(Stored items)
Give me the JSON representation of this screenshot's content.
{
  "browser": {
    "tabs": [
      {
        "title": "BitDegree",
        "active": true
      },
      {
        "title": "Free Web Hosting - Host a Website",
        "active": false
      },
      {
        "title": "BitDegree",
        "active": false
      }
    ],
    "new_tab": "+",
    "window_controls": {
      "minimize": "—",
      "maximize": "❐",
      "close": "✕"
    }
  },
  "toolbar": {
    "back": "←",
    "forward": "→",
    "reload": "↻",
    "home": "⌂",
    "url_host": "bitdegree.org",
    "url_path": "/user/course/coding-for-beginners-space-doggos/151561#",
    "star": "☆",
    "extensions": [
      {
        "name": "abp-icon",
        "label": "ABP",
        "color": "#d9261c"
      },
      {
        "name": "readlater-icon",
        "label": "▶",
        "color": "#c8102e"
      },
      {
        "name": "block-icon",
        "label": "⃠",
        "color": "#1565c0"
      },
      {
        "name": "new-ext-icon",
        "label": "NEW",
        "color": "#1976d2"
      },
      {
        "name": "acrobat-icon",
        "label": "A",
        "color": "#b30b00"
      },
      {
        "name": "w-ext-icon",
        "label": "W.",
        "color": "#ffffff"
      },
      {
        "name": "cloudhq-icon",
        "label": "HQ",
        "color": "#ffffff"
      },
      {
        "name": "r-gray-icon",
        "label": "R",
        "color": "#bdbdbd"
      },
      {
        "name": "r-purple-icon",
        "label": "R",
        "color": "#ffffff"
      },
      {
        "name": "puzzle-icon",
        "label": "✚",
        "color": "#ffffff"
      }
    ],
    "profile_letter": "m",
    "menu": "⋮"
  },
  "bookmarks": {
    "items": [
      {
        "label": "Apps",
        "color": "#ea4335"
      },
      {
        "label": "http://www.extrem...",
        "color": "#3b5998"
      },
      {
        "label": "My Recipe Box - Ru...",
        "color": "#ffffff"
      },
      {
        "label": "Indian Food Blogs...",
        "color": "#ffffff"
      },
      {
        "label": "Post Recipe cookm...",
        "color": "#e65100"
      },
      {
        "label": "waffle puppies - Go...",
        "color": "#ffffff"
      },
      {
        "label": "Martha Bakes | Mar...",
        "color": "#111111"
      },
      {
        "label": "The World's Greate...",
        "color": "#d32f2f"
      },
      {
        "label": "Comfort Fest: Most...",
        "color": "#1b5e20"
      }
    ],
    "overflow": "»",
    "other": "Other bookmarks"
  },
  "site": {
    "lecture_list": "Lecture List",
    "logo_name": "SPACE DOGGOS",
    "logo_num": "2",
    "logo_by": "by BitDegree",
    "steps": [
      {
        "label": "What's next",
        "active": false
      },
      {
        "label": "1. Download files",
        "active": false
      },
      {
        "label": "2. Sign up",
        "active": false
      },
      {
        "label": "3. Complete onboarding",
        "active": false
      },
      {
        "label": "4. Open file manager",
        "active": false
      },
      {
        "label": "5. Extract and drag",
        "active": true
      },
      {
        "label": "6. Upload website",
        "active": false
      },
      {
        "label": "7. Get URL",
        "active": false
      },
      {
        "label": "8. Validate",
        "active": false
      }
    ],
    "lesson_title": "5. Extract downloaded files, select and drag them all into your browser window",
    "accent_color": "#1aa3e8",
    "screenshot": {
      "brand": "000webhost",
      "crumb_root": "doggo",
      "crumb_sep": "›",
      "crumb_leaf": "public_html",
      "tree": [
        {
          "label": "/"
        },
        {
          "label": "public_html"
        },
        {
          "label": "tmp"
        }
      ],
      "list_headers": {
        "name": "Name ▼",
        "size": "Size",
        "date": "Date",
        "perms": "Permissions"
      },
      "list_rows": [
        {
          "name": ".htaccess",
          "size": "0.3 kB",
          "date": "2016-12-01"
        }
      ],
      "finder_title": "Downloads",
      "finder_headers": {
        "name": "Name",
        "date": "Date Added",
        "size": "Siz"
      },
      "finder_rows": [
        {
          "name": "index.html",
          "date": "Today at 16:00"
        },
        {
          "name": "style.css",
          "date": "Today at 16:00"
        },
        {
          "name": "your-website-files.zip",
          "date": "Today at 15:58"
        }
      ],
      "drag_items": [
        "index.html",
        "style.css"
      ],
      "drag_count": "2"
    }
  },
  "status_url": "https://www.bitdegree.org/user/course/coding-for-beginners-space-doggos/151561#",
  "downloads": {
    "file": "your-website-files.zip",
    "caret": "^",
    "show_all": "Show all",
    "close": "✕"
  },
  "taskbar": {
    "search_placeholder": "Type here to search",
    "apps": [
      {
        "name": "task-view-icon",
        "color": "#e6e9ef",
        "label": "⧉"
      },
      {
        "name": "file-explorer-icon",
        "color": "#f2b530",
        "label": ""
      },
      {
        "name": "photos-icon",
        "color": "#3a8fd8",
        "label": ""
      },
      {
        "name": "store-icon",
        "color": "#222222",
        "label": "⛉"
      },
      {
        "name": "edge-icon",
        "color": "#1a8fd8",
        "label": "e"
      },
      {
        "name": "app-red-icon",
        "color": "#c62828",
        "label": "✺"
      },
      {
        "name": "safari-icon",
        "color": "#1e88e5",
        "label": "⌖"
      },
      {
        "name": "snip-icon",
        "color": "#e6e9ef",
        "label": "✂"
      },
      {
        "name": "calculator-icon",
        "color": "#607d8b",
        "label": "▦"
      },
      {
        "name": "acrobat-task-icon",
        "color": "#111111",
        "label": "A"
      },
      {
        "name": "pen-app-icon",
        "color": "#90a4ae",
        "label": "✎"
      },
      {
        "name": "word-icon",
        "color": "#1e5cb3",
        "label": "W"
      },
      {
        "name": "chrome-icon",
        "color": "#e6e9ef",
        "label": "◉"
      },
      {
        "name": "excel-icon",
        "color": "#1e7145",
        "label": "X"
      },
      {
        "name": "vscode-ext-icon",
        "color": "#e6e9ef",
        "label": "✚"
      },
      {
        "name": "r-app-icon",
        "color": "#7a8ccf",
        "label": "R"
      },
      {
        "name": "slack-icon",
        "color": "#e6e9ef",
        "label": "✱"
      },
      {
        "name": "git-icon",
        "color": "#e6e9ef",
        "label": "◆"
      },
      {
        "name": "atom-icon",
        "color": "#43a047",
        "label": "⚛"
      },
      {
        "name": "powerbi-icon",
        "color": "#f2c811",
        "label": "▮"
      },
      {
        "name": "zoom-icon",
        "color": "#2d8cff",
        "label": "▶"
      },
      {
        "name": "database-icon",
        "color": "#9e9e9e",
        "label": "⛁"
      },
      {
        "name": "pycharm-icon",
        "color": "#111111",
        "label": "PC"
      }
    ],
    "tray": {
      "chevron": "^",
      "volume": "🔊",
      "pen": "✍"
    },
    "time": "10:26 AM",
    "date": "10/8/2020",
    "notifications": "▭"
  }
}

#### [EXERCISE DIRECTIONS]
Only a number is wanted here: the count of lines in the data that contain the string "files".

#### [SOLVED EXERCISE]
4